**Task details**
Gather all lines from the material that contain "text".

**Dataset**
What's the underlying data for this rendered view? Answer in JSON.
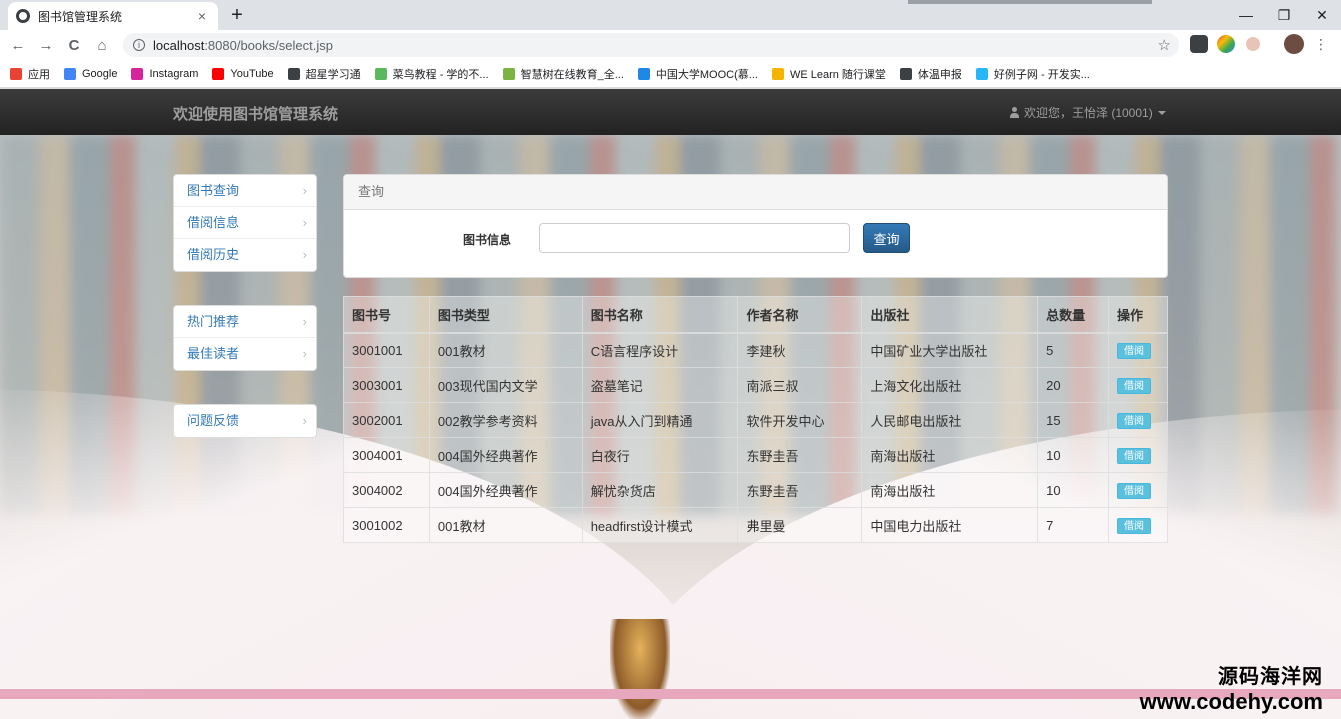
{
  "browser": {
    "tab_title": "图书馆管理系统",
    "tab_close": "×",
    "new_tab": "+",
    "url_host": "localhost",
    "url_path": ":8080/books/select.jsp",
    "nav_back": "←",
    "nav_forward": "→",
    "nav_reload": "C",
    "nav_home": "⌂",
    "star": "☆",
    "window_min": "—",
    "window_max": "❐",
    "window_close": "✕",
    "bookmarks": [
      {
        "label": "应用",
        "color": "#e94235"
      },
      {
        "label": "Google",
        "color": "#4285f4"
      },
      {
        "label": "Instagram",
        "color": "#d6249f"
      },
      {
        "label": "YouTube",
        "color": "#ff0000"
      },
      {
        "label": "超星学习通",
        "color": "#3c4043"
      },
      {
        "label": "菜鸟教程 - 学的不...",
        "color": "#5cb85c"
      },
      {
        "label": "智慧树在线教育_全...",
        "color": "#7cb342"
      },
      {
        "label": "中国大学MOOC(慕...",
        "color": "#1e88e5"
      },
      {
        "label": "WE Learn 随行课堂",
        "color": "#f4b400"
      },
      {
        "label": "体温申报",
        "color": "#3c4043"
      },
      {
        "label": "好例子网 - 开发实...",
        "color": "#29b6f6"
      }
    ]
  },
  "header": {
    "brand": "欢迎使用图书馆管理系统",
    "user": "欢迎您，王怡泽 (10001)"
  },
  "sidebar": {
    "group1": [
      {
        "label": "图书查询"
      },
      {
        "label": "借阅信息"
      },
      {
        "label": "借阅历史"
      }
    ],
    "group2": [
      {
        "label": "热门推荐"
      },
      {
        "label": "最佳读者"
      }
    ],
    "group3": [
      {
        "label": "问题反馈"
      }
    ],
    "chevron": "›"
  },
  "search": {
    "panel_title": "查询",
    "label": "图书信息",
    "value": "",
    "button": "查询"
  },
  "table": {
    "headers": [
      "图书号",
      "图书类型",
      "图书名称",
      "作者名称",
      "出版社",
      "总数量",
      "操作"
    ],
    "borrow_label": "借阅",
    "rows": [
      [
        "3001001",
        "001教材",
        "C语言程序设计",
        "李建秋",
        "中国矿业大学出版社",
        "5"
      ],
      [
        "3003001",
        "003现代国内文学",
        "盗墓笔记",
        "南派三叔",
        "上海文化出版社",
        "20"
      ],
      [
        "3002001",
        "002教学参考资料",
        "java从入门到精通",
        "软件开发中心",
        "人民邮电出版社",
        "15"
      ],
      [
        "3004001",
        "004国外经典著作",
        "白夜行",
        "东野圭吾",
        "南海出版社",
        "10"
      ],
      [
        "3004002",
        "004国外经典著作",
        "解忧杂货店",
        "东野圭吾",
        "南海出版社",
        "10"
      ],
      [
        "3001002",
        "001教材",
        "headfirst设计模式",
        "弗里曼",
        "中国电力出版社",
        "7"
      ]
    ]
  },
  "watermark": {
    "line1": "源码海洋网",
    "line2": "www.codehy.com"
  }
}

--

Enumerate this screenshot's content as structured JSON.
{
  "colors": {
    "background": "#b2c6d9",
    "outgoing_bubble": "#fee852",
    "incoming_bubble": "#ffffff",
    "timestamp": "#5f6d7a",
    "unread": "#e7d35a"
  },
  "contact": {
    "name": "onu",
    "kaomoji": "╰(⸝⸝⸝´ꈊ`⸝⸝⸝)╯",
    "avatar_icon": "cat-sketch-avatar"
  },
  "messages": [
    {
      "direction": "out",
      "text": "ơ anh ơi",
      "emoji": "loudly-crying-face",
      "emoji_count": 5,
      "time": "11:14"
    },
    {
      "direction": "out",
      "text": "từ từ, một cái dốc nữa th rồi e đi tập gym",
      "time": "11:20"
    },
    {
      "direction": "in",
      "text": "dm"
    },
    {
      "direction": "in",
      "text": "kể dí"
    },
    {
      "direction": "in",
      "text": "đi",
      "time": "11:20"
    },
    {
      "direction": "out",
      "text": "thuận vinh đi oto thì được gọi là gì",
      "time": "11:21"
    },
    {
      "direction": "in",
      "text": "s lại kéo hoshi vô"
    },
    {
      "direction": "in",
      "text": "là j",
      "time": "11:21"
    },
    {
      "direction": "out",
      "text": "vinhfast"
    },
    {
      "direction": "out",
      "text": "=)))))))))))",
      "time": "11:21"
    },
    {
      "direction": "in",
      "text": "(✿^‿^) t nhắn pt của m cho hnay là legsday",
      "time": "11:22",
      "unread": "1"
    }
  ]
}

**Exercise response**
      "text": "ơ anh ơi",
      "text": "từ từ, một cái dốc nữa th rồi e đi tập gym",
      "text": "dm"
      "text": "kể dí"
      "text": "đi",
      "text": "thuận vinh đi oto thì được gọi là gì",
      "text": "s lại kéo hoshi vô"
      "text": "là j",
      "text": "vinhfast"
      "text": "=)))))))))))",
      "text": "(✿^‿^) t nhắn pt của m cho hnay là legsday",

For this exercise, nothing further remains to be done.